Finally, The Rick has returned to Winchester.

Central Kentucky is renowned for bluegrass, bourbon, beer cheese, basketball, Boonesboro and our beautiful landscapes filled with thoroughbreds to the horizon.

For those in the know, our area and our great state have deep roots in the history and evolution of sports entertainment, aka professional wrestling.

Louisville has been a breeding ground for training up-and-comers before they are called to World Wrestling Entertainment.

Miss Elizabeth from Frankfort and Macho Man Randy Savage wrestling then out of Lexington with the popular International Championship Wrestling (1978-1984) spent many a night in the ring at Rupp Arena before venturing north to join the WWE (then WWF) at the beginning of the heyday of Vince McMahon’s 1980s rock n’ roll wrestling phenomenon.

In keeping with the gimmick of Hillbilly Jim, the rural town of Mud Lick was named as his character’s hometown.

Even excitement was found in Winchester in 2017 when wrestler Al Snow was pulled over and spent a little time with Winchester PD for an old charge which was taken care of.

For all of you rough and tough cinemaniacs who enjoy a good brouhaha of boyish banter and body slams, today’s feature, “Fighting with My Family” with Dwayne “The Rock” Johnson should ring your bell as it suplexes into cinemas this week.

“Fighting with My Family” is the biographical sports comedy based on the 2012 documentary “The Wrestlers: Fighting with My Family,” which tells the story of WWE Diva wrestler Paige and her journey growing up in a wrestling family in the U.K., while she and her brother dream to wrestle for the WWE.

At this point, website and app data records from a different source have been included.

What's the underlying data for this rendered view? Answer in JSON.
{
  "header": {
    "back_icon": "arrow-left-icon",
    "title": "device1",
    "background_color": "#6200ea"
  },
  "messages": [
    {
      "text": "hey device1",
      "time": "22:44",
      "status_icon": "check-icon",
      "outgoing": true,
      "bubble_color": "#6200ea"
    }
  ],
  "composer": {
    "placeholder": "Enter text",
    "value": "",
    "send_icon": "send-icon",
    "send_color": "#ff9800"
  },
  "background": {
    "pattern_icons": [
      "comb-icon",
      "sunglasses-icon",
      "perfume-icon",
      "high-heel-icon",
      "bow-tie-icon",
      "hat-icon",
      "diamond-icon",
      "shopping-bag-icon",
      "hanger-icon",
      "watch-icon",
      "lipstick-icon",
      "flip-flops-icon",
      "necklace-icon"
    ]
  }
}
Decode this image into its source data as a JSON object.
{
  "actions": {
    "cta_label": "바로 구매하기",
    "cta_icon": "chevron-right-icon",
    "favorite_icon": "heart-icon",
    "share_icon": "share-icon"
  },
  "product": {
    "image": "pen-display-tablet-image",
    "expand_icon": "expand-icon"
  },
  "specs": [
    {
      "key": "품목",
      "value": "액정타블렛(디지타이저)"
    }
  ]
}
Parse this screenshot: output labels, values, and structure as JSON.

Writer/director Stephen “The Office” Merchant led a solid cast with talents, Nick “Shaun of the Dead” Frost, Vince “Wedding Crashers” Vaughn, Lena “Game of Thrones” Headey and Florence Pugh portraying Paige in this offbeat comedy which is full of heart and headlocks.

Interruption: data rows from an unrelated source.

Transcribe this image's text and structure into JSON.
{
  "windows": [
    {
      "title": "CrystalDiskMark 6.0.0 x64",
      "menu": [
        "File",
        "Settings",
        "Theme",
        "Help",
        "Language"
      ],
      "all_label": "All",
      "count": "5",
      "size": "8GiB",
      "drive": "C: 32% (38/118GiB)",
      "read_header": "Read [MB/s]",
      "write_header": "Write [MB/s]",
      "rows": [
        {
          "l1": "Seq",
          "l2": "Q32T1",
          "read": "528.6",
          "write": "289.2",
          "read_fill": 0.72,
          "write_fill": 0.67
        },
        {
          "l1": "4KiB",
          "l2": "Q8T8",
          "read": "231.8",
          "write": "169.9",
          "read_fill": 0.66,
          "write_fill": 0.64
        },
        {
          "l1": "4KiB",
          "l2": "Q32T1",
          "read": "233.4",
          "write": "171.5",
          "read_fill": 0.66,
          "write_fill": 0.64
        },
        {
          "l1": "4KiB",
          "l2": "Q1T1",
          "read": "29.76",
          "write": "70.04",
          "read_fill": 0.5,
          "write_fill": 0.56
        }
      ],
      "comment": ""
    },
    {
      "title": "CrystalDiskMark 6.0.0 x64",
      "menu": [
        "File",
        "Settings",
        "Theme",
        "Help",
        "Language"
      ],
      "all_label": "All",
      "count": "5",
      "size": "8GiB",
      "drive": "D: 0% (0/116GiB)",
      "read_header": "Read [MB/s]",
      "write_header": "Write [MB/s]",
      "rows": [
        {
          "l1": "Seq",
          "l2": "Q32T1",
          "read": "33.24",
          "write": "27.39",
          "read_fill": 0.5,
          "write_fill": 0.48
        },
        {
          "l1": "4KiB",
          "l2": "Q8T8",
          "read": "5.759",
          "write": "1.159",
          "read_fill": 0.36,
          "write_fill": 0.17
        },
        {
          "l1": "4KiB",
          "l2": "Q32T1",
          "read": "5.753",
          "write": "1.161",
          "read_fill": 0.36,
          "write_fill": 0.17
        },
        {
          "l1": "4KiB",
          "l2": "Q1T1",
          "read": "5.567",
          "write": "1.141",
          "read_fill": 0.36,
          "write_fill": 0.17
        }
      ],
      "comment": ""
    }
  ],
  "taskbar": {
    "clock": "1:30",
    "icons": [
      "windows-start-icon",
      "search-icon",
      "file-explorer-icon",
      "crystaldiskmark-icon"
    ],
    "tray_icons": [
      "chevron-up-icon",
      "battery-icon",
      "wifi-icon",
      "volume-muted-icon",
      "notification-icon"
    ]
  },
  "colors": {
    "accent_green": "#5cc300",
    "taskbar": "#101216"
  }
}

Not enough testosterone and adrenaline rasslin’ film for ya? Here are some others that should tighten your turnbuckles.

Sylvester Stallone’s “Paradise Alley” (1978) is the comedy yarn of three brothers in 1940s New York City working to make it big in the tough world of wrestling and its collection of sleazy characters.

“Body Slam” (1986) stars Dirk “A-Team” Benedict stars as a broke and music manager who by a comedy of errors becomes a successful wrestling promoter and manager for wrestler Rick Roberts, portrayed by “Rowdy” Roddy Piper. It’s an easy 1-2-3 win of a flick that is silly but a fun romp in the ring.

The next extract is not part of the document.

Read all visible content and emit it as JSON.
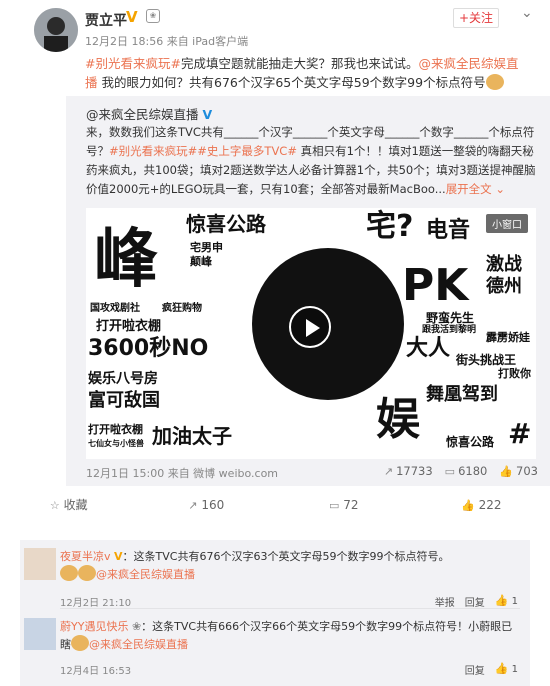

“Beyond the Mat” (1999) is a documentary focusing on the routines in front of the cameras and behind the scenes of famous wrestlers such as Terry Funk, Mick Foley and Jake “the Snake” Roberts just for starts.

“Beyond” was controversial at the time because it revealed secrets of the wrestling industry by dropping the veil on its operations and performers that were living by a code of kayfabe (staying in character to sell the gimmick that it was real) up until that time.

“Ready to Rumble” (2000) stars David “Scream” Arquette and Scott “Hawaii 5.0” Caan as two pencil-neck wrestling geeks who take actions into their own hands to fight when their favorite wrestler is dethroned of his status.

Finally, “The Wrestler” (2008), stars Mickey “Rumble Fish” Rourke as Randy “The Ram” Robinson, a wrestler past his prime fighting to survive in and out of the ring with pain, age and regret.

Grab your favorite tag team partner to check out some of the mentioned flicks and relish in the bedlam of the world’s most popular simulated violent soap opera as good battles evil which is professional wrestling.

Do you smelllll what The Rick is cookin’?

Have a film-tastic day.

Rick Baldwin is a writer, filmmaker and film/music historian. He is president of the Winchester-Clark County Film Society ( Find more from Rick on Facebook at and online at He is on Twitter @rickbaldwin79  and can be reached by email at